Component data from apps and pages:
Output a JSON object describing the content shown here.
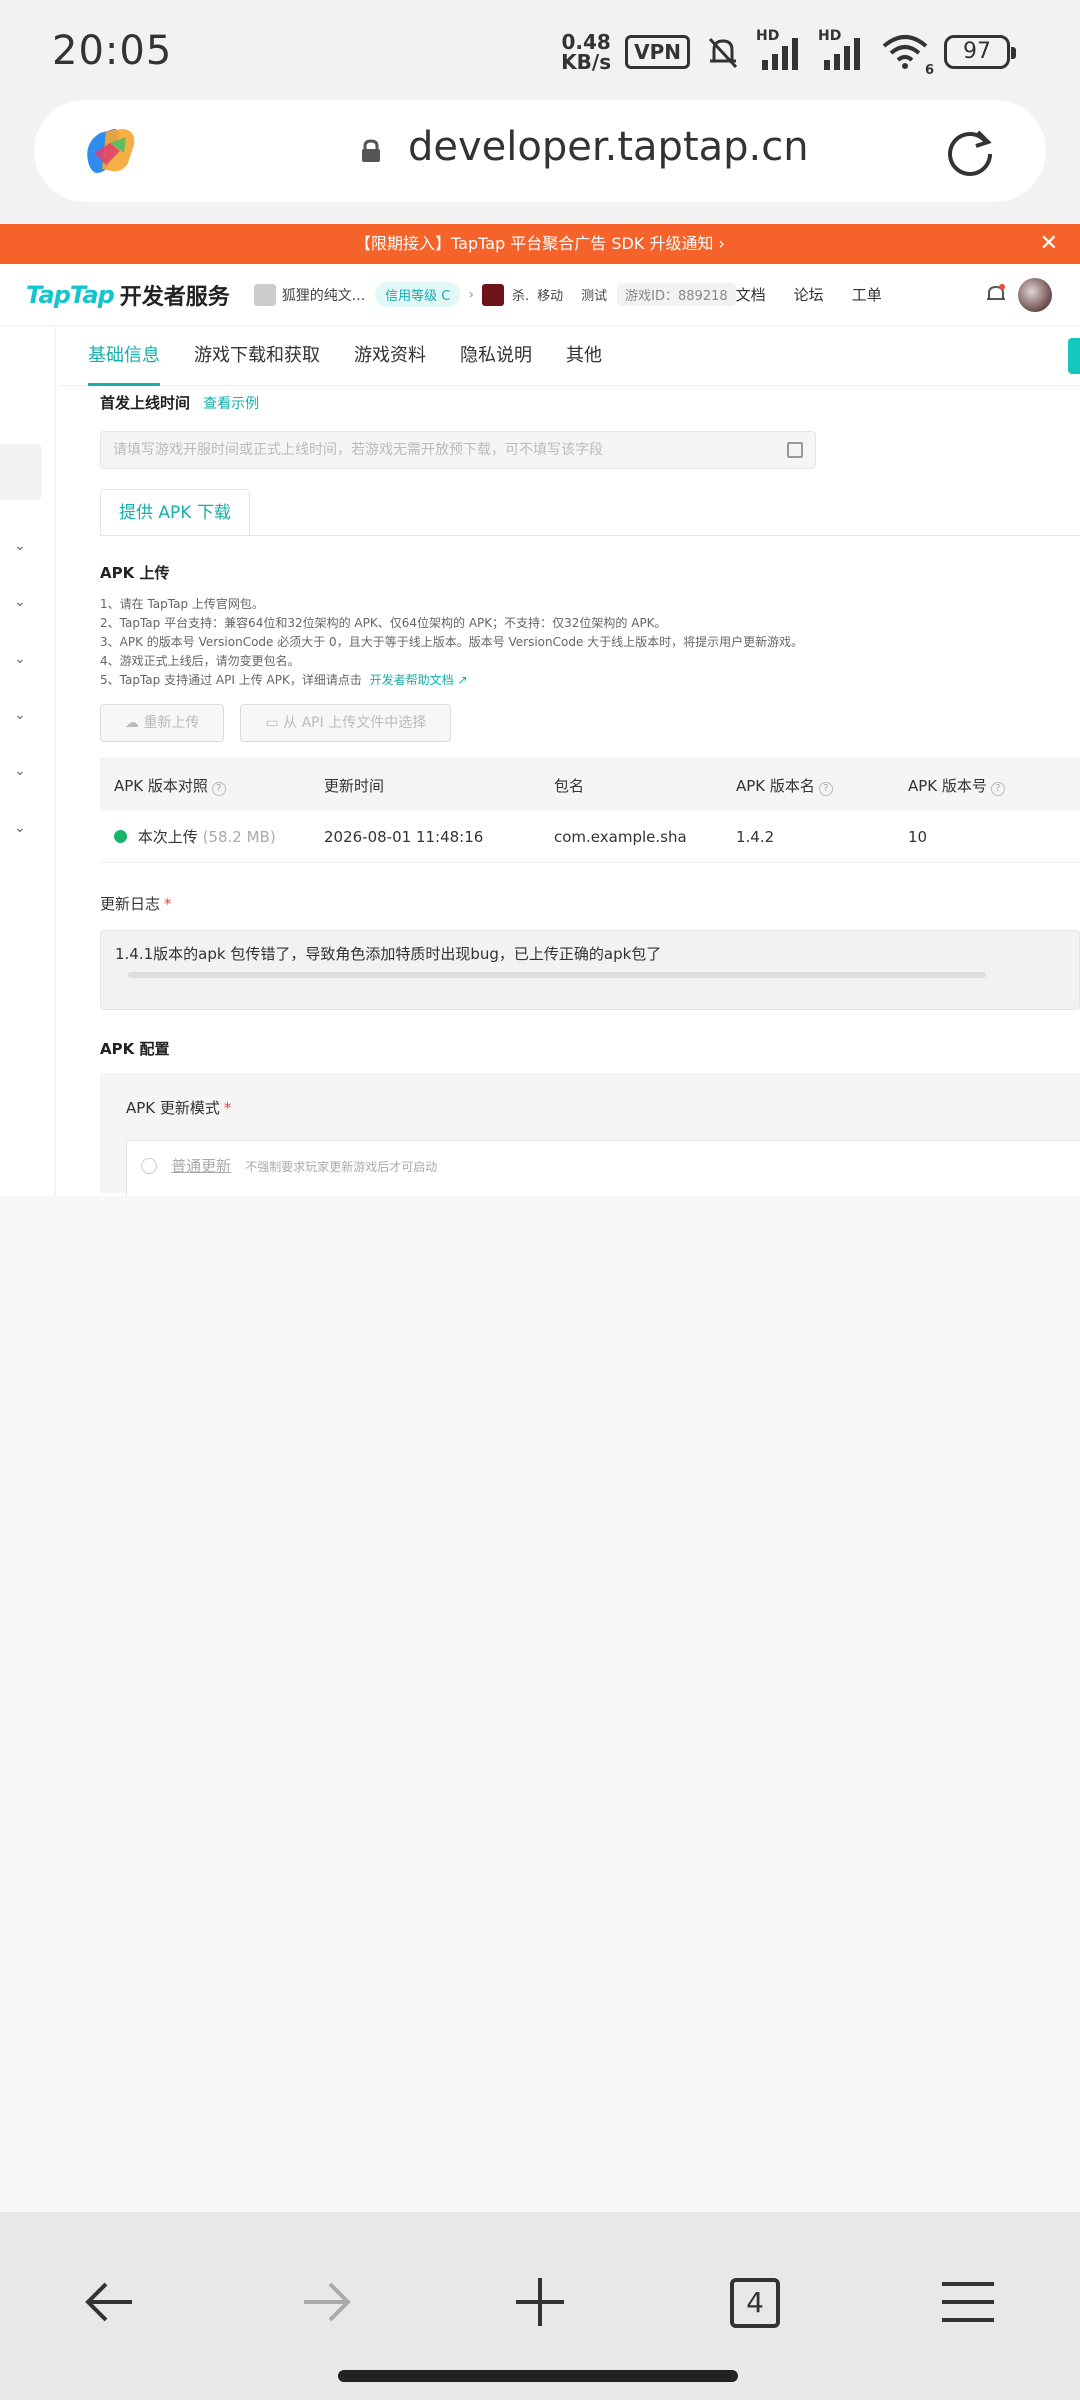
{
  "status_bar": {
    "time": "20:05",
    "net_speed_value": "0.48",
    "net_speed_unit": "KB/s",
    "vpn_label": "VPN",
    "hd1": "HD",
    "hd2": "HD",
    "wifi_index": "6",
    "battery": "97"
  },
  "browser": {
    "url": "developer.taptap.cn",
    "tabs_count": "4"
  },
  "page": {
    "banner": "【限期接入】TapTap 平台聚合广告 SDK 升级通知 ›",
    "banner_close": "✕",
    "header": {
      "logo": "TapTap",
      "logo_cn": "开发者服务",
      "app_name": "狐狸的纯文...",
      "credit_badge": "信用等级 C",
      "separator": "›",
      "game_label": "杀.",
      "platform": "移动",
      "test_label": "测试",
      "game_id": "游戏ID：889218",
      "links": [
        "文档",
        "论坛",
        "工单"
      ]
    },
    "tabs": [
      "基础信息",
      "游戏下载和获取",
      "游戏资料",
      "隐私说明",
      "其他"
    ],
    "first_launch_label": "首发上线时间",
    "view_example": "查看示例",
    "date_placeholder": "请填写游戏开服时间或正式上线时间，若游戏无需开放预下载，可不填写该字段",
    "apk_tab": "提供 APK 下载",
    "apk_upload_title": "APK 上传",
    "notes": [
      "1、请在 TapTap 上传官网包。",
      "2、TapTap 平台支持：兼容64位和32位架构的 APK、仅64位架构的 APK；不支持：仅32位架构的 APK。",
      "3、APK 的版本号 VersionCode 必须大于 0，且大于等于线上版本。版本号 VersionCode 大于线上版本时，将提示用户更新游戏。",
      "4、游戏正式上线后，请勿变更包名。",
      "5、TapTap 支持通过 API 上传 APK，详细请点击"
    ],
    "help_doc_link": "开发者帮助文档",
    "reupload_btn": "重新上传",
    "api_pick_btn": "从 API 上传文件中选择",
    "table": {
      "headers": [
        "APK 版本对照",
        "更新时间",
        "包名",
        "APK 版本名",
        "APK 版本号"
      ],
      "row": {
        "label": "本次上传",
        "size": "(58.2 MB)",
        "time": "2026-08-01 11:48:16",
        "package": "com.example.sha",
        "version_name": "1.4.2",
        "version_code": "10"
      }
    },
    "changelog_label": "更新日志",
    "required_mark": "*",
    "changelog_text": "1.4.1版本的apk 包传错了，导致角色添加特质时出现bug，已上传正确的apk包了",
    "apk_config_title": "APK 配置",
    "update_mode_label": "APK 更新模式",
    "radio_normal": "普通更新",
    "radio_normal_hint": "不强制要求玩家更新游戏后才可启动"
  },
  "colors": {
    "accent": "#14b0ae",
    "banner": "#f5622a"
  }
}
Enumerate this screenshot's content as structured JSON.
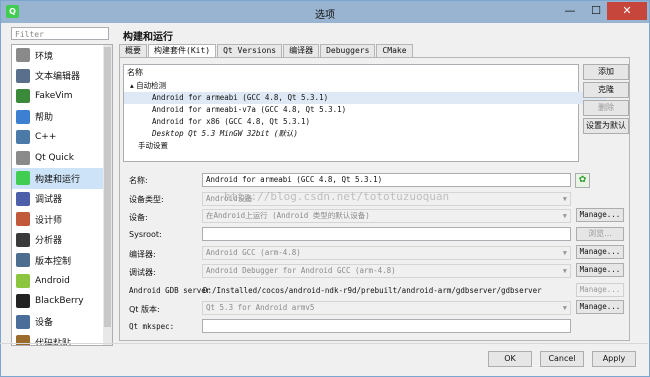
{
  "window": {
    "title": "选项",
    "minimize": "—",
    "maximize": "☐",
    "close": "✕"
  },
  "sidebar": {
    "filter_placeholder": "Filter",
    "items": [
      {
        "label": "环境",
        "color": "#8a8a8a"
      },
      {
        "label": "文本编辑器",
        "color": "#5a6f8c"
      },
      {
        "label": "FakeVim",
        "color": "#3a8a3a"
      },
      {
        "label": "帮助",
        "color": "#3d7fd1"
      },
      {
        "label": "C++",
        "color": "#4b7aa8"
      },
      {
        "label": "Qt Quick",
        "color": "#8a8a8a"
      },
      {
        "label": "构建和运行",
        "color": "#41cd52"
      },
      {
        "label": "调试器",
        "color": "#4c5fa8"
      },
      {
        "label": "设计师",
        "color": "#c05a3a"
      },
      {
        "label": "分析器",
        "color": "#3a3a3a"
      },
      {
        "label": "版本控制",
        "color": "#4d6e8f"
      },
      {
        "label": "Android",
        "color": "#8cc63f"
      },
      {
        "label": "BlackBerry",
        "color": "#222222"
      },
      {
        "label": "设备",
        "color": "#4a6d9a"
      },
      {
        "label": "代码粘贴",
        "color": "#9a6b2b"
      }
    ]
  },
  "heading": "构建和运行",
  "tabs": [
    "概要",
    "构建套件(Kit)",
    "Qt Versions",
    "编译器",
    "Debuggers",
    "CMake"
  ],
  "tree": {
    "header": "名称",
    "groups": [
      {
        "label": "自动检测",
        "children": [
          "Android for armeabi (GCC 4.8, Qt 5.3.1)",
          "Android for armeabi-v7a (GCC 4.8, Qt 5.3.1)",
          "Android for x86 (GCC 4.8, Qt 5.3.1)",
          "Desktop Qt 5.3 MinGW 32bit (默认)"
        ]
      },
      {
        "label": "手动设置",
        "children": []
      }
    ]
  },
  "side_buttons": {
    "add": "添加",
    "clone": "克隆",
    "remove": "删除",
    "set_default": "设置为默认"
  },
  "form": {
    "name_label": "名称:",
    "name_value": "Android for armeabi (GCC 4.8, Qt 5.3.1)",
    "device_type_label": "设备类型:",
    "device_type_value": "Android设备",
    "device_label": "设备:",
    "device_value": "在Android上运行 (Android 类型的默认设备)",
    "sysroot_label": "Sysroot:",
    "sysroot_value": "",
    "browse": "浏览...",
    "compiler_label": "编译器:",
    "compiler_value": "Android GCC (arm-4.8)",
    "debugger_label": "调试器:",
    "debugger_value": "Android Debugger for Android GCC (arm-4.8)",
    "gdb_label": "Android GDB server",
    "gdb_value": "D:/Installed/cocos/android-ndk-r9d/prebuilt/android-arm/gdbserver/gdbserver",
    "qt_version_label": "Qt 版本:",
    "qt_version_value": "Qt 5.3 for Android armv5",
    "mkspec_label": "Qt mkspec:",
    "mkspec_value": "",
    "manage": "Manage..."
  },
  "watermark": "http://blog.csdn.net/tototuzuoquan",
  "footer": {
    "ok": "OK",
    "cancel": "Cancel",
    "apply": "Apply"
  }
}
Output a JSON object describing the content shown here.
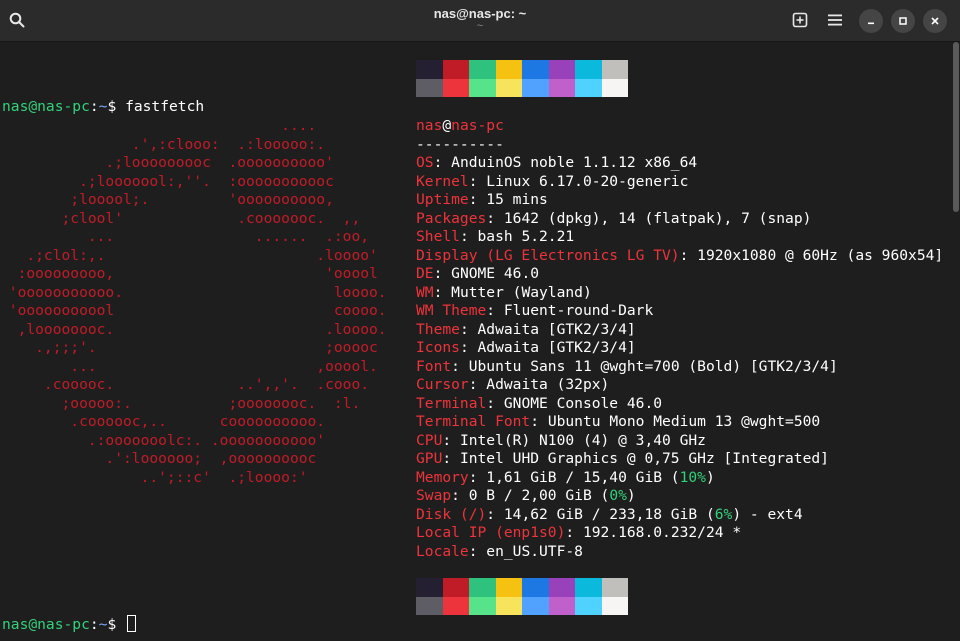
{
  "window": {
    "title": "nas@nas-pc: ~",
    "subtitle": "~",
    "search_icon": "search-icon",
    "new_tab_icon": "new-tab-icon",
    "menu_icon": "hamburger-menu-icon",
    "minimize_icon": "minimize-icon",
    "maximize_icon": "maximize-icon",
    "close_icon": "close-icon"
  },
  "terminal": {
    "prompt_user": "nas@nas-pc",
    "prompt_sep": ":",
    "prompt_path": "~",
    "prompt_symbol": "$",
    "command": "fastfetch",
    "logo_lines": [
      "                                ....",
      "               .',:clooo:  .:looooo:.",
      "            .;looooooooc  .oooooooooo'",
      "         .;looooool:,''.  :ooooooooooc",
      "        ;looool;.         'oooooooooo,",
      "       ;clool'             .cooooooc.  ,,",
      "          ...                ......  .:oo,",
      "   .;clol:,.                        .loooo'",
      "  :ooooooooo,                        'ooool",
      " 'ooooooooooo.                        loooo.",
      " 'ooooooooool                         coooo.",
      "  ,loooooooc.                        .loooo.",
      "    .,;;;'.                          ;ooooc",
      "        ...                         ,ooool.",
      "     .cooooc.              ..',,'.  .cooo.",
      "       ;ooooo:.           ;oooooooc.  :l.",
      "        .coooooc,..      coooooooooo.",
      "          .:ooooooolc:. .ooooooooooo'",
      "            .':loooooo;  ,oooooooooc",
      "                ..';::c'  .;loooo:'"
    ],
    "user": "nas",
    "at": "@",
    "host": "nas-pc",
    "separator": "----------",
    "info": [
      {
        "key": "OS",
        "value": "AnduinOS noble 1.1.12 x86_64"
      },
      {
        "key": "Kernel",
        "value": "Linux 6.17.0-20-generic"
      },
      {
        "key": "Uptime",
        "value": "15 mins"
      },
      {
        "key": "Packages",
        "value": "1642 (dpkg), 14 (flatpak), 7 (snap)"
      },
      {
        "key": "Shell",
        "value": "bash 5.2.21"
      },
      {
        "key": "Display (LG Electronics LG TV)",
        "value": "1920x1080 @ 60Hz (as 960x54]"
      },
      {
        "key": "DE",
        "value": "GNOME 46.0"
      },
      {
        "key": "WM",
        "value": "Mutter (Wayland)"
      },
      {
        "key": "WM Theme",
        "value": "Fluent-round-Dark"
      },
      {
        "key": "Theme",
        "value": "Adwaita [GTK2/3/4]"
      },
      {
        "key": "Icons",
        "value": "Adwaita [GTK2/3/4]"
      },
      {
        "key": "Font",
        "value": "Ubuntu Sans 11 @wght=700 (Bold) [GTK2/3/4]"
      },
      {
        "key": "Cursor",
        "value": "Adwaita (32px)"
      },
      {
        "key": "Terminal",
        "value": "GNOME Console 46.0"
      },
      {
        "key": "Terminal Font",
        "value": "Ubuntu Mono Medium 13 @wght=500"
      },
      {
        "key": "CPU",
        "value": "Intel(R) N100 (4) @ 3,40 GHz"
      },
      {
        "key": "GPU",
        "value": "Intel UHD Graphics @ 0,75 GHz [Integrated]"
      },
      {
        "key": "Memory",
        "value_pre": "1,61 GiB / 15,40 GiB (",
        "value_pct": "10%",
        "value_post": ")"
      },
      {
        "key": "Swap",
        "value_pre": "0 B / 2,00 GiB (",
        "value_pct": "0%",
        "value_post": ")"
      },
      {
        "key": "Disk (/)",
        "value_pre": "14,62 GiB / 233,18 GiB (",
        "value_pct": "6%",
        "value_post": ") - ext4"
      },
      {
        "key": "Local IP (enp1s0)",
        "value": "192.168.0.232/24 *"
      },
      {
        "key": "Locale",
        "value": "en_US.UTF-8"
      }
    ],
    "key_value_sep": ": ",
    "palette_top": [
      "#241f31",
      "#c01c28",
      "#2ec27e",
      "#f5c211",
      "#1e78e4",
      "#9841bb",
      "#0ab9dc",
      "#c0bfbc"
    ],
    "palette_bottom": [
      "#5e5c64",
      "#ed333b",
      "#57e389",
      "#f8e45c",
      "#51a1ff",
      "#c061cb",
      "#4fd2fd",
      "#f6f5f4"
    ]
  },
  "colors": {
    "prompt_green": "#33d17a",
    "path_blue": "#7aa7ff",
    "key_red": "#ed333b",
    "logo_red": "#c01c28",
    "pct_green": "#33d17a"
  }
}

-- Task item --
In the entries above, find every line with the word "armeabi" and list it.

-- Response --
          "Android for armeabi (GCC 4.8, Qt 5.3.1)",
          "Android for armeabi-v7a (GCC 4.8, Qt 5.3.1)",
    "name_value": "Android for armeabi (GCC 4.8, Qt 5.3.1)",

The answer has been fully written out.